But not all screen time is spent programming, writing or in other productive ways. Today this is typically categorised as either gaming, socialising or media consumption (watching TV, film or other online media) which all together is referred to as passive screen time.
In order to represent passive screen time using the same formula above it is necessary to account for the amount of benefit being derived. For example the obvious benefits of socialising online or whilst gaming needs to be considered. So let's look at 12 hours of passive screen time:
Q = 720 x (10 / 90) Q = 80
Even a novice programmer could achieve a Quality Coefficient of 80 in under 6 hours and that's using a P / E ratio of 20 / 80.
In fact the best way to compare all the various online activity categories together is in a simple chart. So looking at the Q value for 12 hours of activity:
And the chart speaks volumes doesn't it? The passive screen time is of such low quality that it is almost certainly doing us more harm than good. But the productive screen time is where the volume on its own matters very little until it starts to have a physical affect on our bodies; our eyes, neck, back, shoulders and fingers will all suffer from excessive online activity over our lifetimes. Those conditions will equally apply to excessive amounts of social media and gaming but they don't deliver on quality and have far more scope for attracting negative emotions which do lead to anxiety and depression.

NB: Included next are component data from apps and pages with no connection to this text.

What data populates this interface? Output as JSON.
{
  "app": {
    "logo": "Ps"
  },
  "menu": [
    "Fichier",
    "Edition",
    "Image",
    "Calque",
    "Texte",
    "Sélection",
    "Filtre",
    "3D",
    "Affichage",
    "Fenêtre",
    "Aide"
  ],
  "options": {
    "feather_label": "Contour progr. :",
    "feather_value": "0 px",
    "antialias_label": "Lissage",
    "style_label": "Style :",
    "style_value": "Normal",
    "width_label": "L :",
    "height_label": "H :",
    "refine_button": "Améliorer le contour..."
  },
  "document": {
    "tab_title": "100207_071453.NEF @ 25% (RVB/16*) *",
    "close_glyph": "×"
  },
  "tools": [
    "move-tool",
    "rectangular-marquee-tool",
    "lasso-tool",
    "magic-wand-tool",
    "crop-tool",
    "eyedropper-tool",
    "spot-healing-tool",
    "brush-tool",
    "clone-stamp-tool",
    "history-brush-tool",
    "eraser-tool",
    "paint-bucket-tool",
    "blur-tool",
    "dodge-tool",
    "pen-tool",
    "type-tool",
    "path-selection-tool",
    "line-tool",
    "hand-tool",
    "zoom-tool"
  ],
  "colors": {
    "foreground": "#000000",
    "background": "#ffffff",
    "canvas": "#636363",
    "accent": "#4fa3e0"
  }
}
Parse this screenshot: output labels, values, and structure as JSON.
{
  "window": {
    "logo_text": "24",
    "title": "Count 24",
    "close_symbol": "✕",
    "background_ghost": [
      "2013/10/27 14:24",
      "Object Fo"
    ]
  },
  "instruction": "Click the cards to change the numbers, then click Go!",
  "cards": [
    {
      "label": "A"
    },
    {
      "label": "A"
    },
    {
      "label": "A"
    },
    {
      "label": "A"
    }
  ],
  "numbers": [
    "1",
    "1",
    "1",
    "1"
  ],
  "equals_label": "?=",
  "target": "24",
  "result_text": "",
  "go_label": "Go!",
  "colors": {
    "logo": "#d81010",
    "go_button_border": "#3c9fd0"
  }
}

Now what's crucial to remember is that our actual lives are varied and full of lots of different activities and the same is true online. Whilst it is quite probable that I might spend 8 - 10 hours online in either a writing, programming, blogging or podcasting capacity I will also watch a bit of TV, listen to music, podcasts or an audio book and might even enjoy a bit of gaming. But the vast majority of the volume of my screen time is of such a high quality that there is almost no negative affect on me at all.
So if you are spending 2, 4 or 6 hours online gaming or socialising and also passively watching online media for a further few hours I would strongly suggest that you need to get yourself an offline passion that can consume far more of your screen time than it currently does - you'll be thankful in the long run.